The concept of medical malpractice may differ depending upon the law of medical malpractice in the state in which you live. For instance, in Maryland, medical malpractice occurs when “the care given by the health care provider is not in accordance with the standards of practice among members of the same health care profession with similar training and experience situated in the same or similar communities at the time of the alleged act giving rise to the cause of action.” (The Annotated Code of Maryland, Courts and Judicial Proceedings Article, Section 3-2A-02(c)(1)).

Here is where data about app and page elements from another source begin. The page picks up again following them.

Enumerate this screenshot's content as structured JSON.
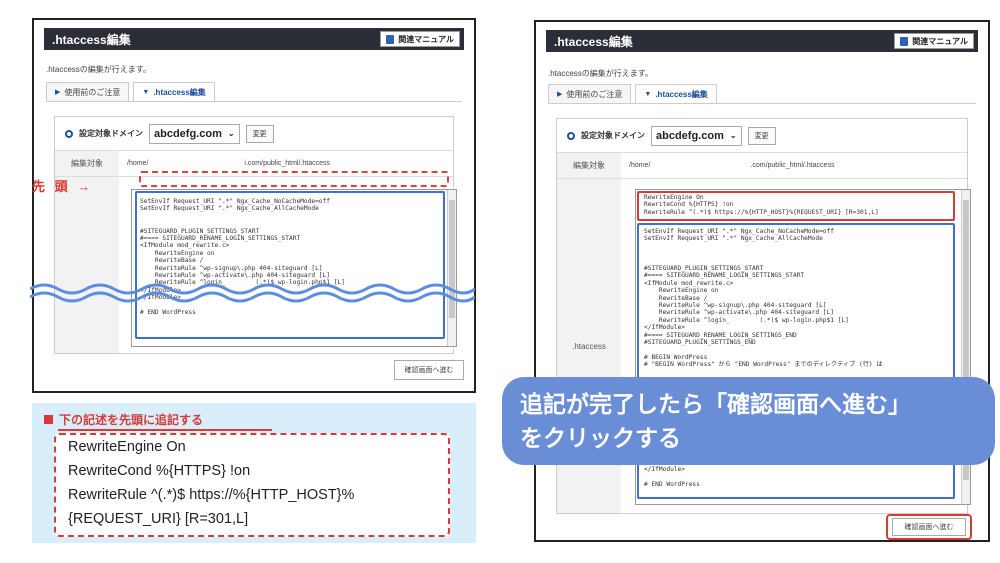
{
  "left": {
    "title": ".htaccess編集",
    "manual_label": "関連マニュアル",
    "description": ".htaccessの編集が行えます。",
    "tabs": [
      "使用前のご注意",
      ".htaccess編集"
    ],
    "domain_label": "設定対象ドメイン",
    "domain_value": "abcdefg.com",
    "change_label": "変更",
    "path_label": "編集対象",
    "path_prefix": "/home/",
    "path_suffix": "i.com/public_html/.htaccess",
    "code": "SetEnvIf Request_URI \".*\" Ngx_Cache_NoCacheMode=off\nSetEnvIf Request_URI \".*\" Ngx_Cache_AllCacheMode\n\n\n#SITEGUARD_PLUGIN_SETTINGS_START\n#==== SITEGUARD_RENAME_LOGIN_SETTINGS_START\n<IfModule mod_rewrite.c>\n    RewriteEngine on\n    RewriteBase /\n    RewriteRule ^wp-signup\\.php 404-siteguard [L]\n    RewriteRule ^wp-activate\\.php 404-siteguard [L]\n    RewriteRule ^login_        (.*)$ wp-login.php$1 [L]\n</IfModule>\n</IfModule>\n\n# END WordPress",
    "confirm_label": "確認画面へ進む",
    "head_label": "先 頭 →"
  },
  "snippet": {
    "heading": "下の記述を先頭に追記する",
    "lines": [
      "RewriteEngine On",
      "RewriteCond %{HTTPS} !on",
      "RewriteRule ^(.*)$ https://%{HTTP_HOST}%",
      "{REQUEST_URI} [R=301,L]"
    ]
  },
  "right": {
    "title": ".htaccess編集",
    "manual_label": "関連マニュアル",
    "description": ".htaccessの編集が行えます。",
    "tabs": [
      "使用前のご注意",
      ".htaccess編集"
    ],
    "domain_label": "設定対象ドメイン",
    "domain_value": "abcdefg.com",
    "change_label": "変更",
    "path_label": "編集対象",
    "path_prefix": "/home/",
    "path_suffix": ".com/public_html/.htaccess",
    "row_label": ".htaccess",
    "added_code": "RewriteEngine On\nRewriteCond %{HTTPS} !on\nRewriteRule ^(.*)$ https://%{HTTP_HOST}%{REQUEST_URI} [R=301,L]",
    "code": "SetEnvIf Request_URI \".*\" Ngx_Cache_NoCacheMode=off\nSetEnvIf Request_URI \".*\" Ngx_Cache_AllCacheMode\n\n\n\n#SITEGUARD_PLUGIN_SETTINGS_START\n#==== SITEGUARD_RENAME_LOGIN_SETTINGS_START\n<IfModule mod_rewrite.c>\n    RewriteEngine on\n    RewriteBase /\n    RewriteRule ^wp-signup\\.php 404-siteguard [L]\n    RewriteRule ^wp-activate\\.php 404-siteguard [L]\n    RewriteRule ^login_        (.*)$ wp-login.php$1 [L]\n</IfModule>\n#==== SITEGUARD_RENAME_LOGIN_SETTINGS_END\n#SITEGUARD_PLUGIN_SETTINGS_END\n\n# BEGIN WordPress\n# \"BEGIN WordPress\" から \"END WordPress\" までのディレクティブ (行) は",
    "code_tail": "</IfModule>\n\n# END WordPress",
    "confirm_label": "確認画面へ進む"
  },
  "callout": {
    "line1": "追記が完了したら「確認画面へ進む」",
    "line2": "をクリックする"
  },
  "colors": {
    "titlebar": "#2b2e36",
    "accent_blue": "#3f6fd0",
    "highlight_red": "#d83a3a",
    "callout_bg": "#6a8ed6",
    "snippet_bg": "#d9eefb"
  }
}
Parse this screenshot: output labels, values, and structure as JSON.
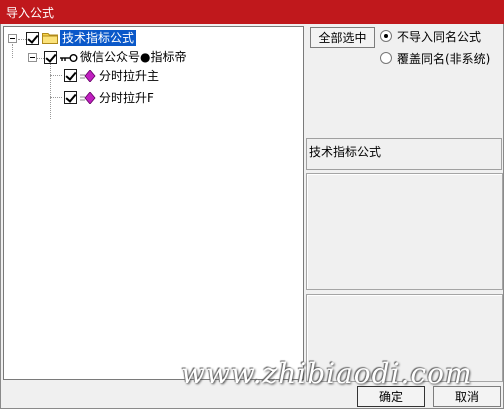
{
  "window": {
    "title": "导入公式"
  },
  "tree": {
    "root": {
      "label": "技术指标公式",
      "checked": true,
      "expanded": true
    },
    "group": {
      "label": "微信公众号●指标帝",
      "checked": true,
      "expanded": true
    },
    "items": [
      {
        "label": "分时拉升主",
        "checked": true
      },
      {
        "label": "分时拉升F",
        "checked": true
      }
    ]
  },
  "options": {
    "select_all_label": "全部选中",
    "radio_skip_label": "不导入同名公式",
    "radio_overwrite_label": "覆盖同名(非系统)",
    "selected": "不导入同名公式"
  },
  "detail": {
    "title": "技术指标公式"
  },
  "buttons": {
    "ok": "确定",
    "cancel": "取消"
  },
  "watermark": "www.zhibiaodi.com",
  "colors": {
    "titlebar": "#c0181c",
    "selection": "#0a58c9",
    "diamond": "#c020c0"
  }
}
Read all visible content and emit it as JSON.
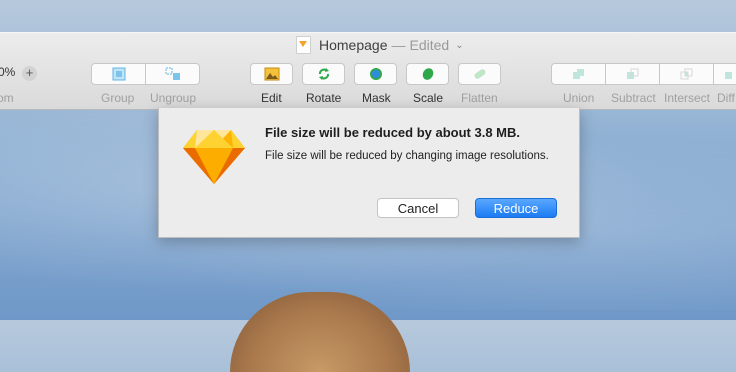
{
  "window": {
    "title": "Homepage",
    "separator": "—",
    "status": "Edited",
    "zoom_value": "0%",
    "zoom_label": "om"
  },
  "toolbar": {
    "group": "Group",
    "ungroup": "Ungroup",
    "edit": "Edit",
    "rotate": "Rotate",
    "mask": "Mask",
    "scale": "Scale",
    "flatten": "Flatten",
    "union": "Union",
    "subtract": "Subtract",
    "intersect": "Intersect",
    "difference": "Diff"
  },
  "dialog": {
    "title": "File size will be reduced by about 3.8 MB.",
    "message": "File size will be reduced by changing image resolutions.",
    "cancel_label": "Cancel",
    "reduce_label": "Reduce"
  },
  "colors": {
    "accent": "#1b7bf3",
    "sketch_orange": "#f7a21b"
  }
}
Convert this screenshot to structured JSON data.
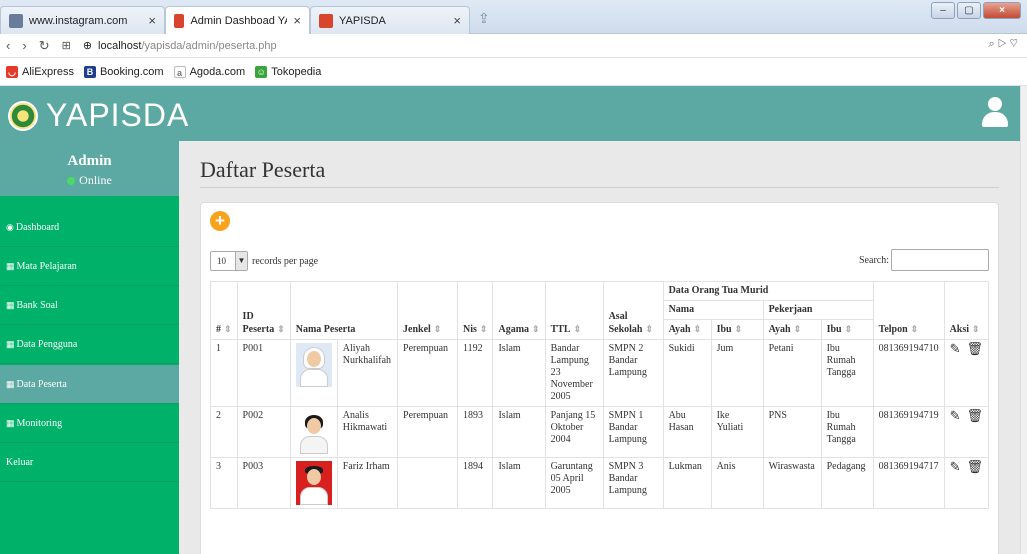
{
  "browser": {
    "tabs": [
      {
        "title": "www.instagram.com",
        "active": false
      },
      {
        "title": "Admin Dashboad YAPISD/",
        "active": true
      },
      {
        "title": "YAPISDA",
        "active": false
      }
    ],
    "url_host": "localhost",
    "url_path": "/yapisda/admin/peserta.php",
    "bookmarks": [
      "AliExpress",
      "Booking.com",
      "Agoda.com",
      "Tokopedia"
    ]
  },
  "header": {
    "brand": "YAPISDA"
  },
  "sidebar": {
    "user_name": "Admin",
    "user_status": "Online",
    "items": [
      {
        "label": "Dashboard",
        "icon": "dashboard-icon"
      },
      {
        "label": "Mata Pelajaran",
        "icon": "table-icon"
      },
      {
        "label": "Bank Soal",
        "icon": "table-icon"
      },
      {
        "label": "Data Pengguna",
        "icon": "table-icon"
      },
      {
        "label": "Data Peserta",
        "icon": "table-icon",
        "active": true
      },
      {
        "label": "Monitoring",
        "icon": "table-icon"
      },
      {
        "label": "Keluar",
        "icon": ""
      }
    ]
  },
  "main": {
    "title": "Daftar Peserta",
    "records_value": "10",
    "records_label": "records per page",
    "search_label": "Search:",
    "columns": {
      "no": "#",
      "id": "ID Peserta",
      "nama": "Nama Peserta",
      "jenkel": "Jenkel",
      "nis": "Nis",
      "agama": "Agama",
      "ttl": "TTL",
      "sekolah": "Asal Sekolah",
      "ortu": "Data Orang Tua Murid",
      "ortu_nama": "Nama",
      "ortu_kerja": "Pekerjaan",
      "ayah": "Ayah",
      "ibu": "Ibu",
      "telpon": "Telpon",
      "aksi": "Aksi"
    },
    "rows": [
      {
        "no": "1",
        "id": "P001",
        "nama": "Aliyah Nurkhalifah",
        "jenkel": "Perempuan",
        "nis": "1192",
        "agama": "Islam",
        "ttl": "Bandar Lampung 23 November 2005",
        "sekolah": "SMPN 2 Bandar Lampung",
        "ayah": "Sukidi",
        "ibu": "Jum",
        "kerja_ayah": "Petani",
        "kerja_ibu": "Ibu Rumah Tangga",
        "telpon": "081369194710"
      },
      {
        "no": "2",
        "id": "P002",
        "nama": "Analis Hikmawati",
        "jenkel": "Perempuan",
        "nis": "1893",
        "agama": "Islam",
        "ttl": "Panjang 15 Oktober 2004",
        "sekolah": "SMPN 1 Bandar Lampung",
        "ayah": "Abu Hasan",
        "ibu": "Ike Yuliati",
        "kerja_ayah": "PNS",
        "kerja_ibu": "Ibu Rumah Tangga",
        "telpon": "081369194719"
      },
      {
        "no": "3",
        "id": "P003",
        "nama": "Fariz Irham",
        "jenkel": "",
        "nis": "1894",
        "agama": "Islam",
        "ttl": "Garuntang 05 April 2005",
        "sekolah": "SMPN 3 Bandar Lampung",
        "ayah": "Lukman",
        "ibu": "Anis",
        "kerja_ayah": "Wiraswasta",
        "kerja_ibu": "Pedagang",
        "telpon": "081369194717"
      }
    ]
  }
}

In short, medical malpractice occurs when the medical provider departs from the standard of care that the medical care provider is required to meet. Standard of care is that degree of care that a reasonably prudent person would exercise under the circumstances. In the medical malpractice context, the standard of care is based upon what a similarly qualified health care provider would have done (or not done) under the same or similar circumstances. Even though one doctor may have done something differently than another doctor under the same circumstances doesn’t necessarily mean that the standard of care was breached (breach of the standard of care means that the care that was provided did not meet the required level of care). While most people would want and expect that the medical care that they are provided is the best medical care available, the standard of care is rarely, if ever, the highest level of medical care. The standard of care can be thought of as a floor (or minimum) level of care that if not reached, the standard of care has not been met (that is, there may be medical malpractice negligence).
When most people talk about medical malpractice, they are referring to medical errors or medical mistakes that caused them to be injured. Even if a medical provider breaches the standard of care, he will not be liable to his patient unless the breach caused the patient to suffer injuries or damages of some sort. It may be easier to understand this concept by way of an example. Let’s say that a driver of a car on a two-lane, two-way roadway that is divided by solid double-yellow lines is approaching another car coming from the opposite direction. If the driver of the first car crosses over the yellow lines into the opposite lane of traffic, he has breached the standard of care (that is, he has acted negligently). However, if he crosses back over into his own lane of traffic before a collision occurs and his negligence has not caused any injuries and damages to the other driver, the driver of the second car cannot sue.
Often the standard of care for a medical provider is based either on a national standard (that degree of skill and care that a reasonably competent practitioner in his field would use under the same or similar circumstances) or a local standard (that degree of skill and care that a reasonably competent provider in his locality would have used), which is known as “the locality rule.” If the national standard is in effect, then a medical expert (a person is a medical expert if he/she has sufficient qualifications to be an expert in the field due to his/her education, experience, and/or training) in the same or sufficiently related medical field anywhere in the U.S. should be able to testify as to the applicable standard of care. If the locality rule is in effect, then the medical expert must be sufficiently familiar with the applicable standard of care in the local community in order to provide expert testimony.
As you can see from the general statements above, the law for medical malpractice is often complicated and often varies among the states. It is important when you seek legal advice regarding a potential medical malpractice claim that you speak with a competent medical malpractice attorney in your area to answer your medical malpractice questions. Visit our website to be connected with medical malpractice lawyers in your local area who may be able to assist you with your medical malpractice claim. Or call us toll free at 800-295-3959.